Thursday, December 18, 2014

Teaching Gratitude to Children and Teens with Special Needs

It is frustrating to give a gift to a youngster, only to have him declare how much he hates it. This situation can discourage even the most loving relatives from spending the holidays with your family. There are many benefits to taking the time to teach your child how to show gratitude, including

  • Your youngster will be happier expressing grateful thoughts than disparaging ones. 
  • It will be easier to forge social connections and make friends when others feel appreciated. 
  • You will have fewer inappropriate reactions that embarrass everyone associated with the situation. 
  • Family members will experience more peace in the home. 
Teaching gratitude is a process, not an event. You begin with direct instruction, follow through with practice, and give plenty of exposure to reinforcing experiences. 

Begin by teaching why we should be grateful for the blessings in our lives. You may want to share stories or examples of those who do not have the things we take for granted, such as running water. Next you will explain why we should feel and express gratitude. Have your youngster help you make a list of people, experiences, and objects they feel make life better. This list may include Grandma for her hugs, time to swing because it makes the child calm, or appreciation for a warm bed at night for a good rest. Add to this list from time to time as individual values are seen. 

Help your child develop empathy by teaching her to give. They can help select clothing and toys they've outgrown to donate to friends or a charity. Try to take her with you to make the donation so she can participate more fully. Also give her the opportunity to make or choose appropriate presents for family members--many children with special needs reach adulthood without having given anyone else a present, therefore missing out on joyful experiences. As you help her make selections, talk about the excitement the recipient will feel, and how she would feel if her gift was rejected. Try to move the focus from getting to giving. 

Now is the time to practice gratitude. You will need to be the role model--try some of the following suggestions:
  • Pretend to receive a gift you really like, one you aren't particularly crazy about, and a third that is not appropriate for you. Demonstrate polite expressions of thanks for each and allow your child the chance to role play as well. 
  • Talk about gratitude and thanks often, and have family members leave notes of gratitude for each other.
  • You may want to write things you are thankful for and place them in a gratitude jar. Then you can use the slips of paper to form a gratitude chain and see how long it reaches. 
  • When you have the opportunity to do service, talk about the gratitude of others. 
  • Encourage your child to give thanks
    • make visits to those who have helped him
    • write notes to teachers
    • make or purchase small gifts
You may also want to rehearse appropriate reactions on a regular basis, including thanks for food preparation, any help or service she may receive, and give lots of praise and recognition when they make others feel appreciated. 
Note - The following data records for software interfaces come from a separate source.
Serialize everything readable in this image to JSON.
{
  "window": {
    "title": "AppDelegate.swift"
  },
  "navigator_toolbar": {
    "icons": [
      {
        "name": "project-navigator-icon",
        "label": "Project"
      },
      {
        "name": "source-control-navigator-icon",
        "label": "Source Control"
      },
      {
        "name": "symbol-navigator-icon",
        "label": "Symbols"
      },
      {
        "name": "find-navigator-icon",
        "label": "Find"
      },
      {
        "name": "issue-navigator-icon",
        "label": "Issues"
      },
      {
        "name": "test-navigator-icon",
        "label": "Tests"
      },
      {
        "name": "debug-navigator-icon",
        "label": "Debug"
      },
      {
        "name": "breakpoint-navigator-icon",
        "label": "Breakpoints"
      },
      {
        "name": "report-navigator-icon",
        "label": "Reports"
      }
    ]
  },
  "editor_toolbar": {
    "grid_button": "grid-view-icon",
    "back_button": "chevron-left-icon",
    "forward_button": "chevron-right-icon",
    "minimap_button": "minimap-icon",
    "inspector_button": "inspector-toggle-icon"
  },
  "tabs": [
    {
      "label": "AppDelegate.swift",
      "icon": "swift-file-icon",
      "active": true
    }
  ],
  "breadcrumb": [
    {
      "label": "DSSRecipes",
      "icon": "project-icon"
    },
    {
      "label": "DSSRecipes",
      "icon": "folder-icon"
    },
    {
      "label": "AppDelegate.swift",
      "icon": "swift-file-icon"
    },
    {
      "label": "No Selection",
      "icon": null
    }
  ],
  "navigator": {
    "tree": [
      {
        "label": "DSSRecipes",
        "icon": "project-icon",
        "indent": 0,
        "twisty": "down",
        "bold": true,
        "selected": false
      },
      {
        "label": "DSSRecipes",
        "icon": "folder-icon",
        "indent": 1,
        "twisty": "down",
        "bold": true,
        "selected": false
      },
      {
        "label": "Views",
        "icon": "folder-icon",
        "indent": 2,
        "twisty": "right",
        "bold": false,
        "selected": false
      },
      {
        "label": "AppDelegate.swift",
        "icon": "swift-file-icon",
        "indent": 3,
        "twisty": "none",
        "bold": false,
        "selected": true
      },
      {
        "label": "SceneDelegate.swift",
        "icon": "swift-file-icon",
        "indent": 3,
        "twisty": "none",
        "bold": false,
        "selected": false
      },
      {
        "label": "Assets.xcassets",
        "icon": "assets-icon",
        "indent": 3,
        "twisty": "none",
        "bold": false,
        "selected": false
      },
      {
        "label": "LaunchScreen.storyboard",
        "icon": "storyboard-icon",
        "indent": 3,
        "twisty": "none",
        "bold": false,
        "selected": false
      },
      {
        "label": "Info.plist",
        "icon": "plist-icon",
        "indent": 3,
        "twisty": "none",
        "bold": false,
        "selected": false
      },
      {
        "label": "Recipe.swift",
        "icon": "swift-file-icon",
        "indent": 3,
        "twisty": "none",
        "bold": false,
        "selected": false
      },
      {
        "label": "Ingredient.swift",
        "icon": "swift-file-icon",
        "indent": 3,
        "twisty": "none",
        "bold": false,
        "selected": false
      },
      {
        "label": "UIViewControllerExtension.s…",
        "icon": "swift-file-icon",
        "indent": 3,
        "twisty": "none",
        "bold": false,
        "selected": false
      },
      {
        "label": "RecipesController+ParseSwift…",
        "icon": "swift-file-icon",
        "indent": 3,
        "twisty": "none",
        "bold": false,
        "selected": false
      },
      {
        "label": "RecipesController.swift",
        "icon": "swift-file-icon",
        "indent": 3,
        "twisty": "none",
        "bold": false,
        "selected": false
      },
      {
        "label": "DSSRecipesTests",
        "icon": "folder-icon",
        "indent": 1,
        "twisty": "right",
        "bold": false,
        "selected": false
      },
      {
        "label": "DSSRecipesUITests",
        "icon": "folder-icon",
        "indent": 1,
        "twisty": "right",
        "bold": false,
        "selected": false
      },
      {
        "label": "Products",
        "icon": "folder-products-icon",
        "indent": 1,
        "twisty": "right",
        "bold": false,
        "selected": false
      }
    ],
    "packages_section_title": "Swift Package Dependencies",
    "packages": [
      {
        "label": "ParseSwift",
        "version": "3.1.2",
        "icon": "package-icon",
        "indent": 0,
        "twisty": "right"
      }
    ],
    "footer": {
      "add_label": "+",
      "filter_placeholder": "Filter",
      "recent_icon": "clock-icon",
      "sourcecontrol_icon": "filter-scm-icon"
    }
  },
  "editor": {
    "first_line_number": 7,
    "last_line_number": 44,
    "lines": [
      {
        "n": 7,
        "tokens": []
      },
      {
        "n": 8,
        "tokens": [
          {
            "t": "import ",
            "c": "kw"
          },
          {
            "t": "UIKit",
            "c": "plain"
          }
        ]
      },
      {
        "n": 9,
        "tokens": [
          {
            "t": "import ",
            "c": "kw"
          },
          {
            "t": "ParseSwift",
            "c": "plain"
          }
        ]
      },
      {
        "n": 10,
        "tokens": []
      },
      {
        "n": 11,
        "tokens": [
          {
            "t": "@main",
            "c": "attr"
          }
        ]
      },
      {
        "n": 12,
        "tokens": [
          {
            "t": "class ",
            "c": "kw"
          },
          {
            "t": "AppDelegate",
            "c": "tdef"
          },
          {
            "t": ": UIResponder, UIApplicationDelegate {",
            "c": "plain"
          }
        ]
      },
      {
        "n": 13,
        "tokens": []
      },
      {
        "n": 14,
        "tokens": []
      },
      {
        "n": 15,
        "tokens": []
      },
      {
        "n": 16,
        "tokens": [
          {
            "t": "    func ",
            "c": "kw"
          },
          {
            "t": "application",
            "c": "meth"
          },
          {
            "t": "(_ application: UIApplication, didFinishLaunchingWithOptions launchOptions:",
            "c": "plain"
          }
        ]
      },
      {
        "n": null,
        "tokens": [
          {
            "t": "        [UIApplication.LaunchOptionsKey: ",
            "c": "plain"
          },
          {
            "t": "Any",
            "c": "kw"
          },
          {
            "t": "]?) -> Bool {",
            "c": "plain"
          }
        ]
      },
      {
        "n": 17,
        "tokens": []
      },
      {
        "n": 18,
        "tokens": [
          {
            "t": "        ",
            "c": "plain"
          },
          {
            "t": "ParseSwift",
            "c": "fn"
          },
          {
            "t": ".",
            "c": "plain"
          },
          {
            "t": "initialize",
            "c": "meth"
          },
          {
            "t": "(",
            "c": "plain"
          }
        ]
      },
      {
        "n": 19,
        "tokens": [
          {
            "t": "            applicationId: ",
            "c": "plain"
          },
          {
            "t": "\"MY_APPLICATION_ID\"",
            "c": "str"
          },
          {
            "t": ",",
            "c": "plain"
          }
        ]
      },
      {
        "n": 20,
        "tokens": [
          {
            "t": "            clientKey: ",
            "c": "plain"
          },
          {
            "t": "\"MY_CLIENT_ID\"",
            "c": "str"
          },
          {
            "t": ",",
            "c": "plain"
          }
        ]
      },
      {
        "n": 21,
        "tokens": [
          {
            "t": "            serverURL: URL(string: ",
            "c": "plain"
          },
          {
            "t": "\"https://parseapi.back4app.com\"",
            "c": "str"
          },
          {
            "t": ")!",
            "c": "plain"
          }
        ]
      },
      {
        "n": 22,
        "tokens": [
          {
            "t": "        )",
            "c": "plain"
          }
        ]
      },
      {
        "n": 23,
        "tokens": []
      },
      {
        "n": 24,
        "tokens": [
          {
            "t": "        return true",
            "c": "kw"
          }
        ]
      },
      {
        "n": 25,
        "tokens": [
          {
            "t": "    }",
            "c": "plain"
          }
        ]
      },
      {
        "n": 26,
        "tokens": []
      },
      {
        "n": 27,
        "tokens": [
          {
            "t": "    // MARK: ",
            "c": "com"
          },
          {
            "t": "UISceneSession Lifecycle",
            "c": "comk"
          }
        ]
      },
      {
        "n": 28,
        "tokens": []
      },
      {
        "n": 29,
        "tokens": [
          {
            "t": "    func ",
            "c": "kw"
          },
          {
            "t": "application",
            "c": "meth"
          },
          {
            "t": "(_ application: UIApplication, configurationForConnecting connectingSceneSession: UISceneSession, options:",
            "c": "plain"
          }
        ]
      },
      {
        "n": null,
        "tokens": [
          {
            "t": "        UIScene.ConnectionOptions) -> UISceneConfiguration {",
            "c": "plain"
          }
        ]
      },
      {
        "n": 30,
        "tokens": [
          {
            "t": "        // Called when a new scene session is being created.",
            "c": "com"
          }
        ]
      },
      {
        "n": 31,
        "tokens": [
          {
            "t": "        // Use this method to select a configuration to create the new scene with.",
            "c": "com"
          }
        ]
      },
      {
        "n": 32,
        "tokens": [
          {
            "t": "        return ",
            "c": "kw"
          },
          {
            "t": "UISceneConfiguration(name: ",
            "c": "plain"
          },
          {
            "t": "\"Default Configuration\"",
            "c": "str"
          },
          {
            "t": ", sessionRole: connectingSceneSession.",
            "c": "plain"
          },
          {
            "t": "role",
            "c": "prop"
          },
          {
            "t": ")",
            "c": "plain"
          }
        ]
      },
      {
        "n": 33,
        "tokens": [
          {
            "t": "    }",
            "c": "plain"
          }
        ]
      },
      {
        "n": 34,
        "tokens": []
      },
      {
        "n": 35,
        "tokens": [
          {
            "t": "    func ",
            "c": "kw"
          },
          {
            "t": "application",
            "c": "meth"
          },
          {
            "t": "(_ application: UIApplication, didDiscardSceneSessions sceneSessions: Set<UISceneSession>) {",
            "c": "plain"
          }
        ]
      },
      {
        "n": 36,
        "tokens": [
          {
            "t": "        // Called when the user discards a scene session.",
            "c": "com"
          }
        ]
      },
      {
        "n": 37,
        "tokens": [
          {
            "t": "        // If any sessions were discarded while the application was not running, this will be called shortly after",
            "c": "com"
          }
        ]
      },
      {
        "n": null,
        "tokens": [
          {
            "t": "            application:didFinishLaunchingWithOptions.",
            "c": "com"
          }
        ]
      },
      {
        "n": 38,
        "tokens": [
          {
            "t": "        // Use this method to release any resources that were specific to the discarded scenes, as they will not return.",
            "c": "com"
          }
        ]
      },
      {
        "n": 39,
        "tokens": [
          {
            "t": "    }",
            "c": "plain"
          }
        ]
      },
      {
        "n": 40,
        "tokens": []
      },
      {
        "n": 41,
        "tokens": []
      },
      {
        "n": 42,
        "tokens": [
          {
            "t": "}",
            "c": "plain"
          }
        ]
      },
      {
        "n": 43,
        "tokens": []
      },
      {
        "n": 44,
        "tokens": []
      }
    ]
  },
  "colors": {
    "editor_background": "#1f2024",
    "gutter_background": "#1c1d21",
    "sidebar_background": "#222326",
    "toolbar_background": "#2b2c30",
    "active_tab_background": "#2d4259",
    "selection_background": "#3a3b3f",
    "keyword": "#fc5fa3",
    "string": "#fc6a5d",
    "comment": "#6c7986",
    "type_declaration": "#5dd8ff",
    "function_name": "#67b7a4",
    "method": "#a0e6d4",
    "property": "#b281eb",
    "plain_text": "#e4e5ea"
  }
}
Finally, you may want to limit the commercialism of the season for all your children. Less commercial television exposure should reduce the "want" list. Try to spend more time making lists of acts of service, shopping for others, or providing gifts of time. 

How do you teach gratitude in your home?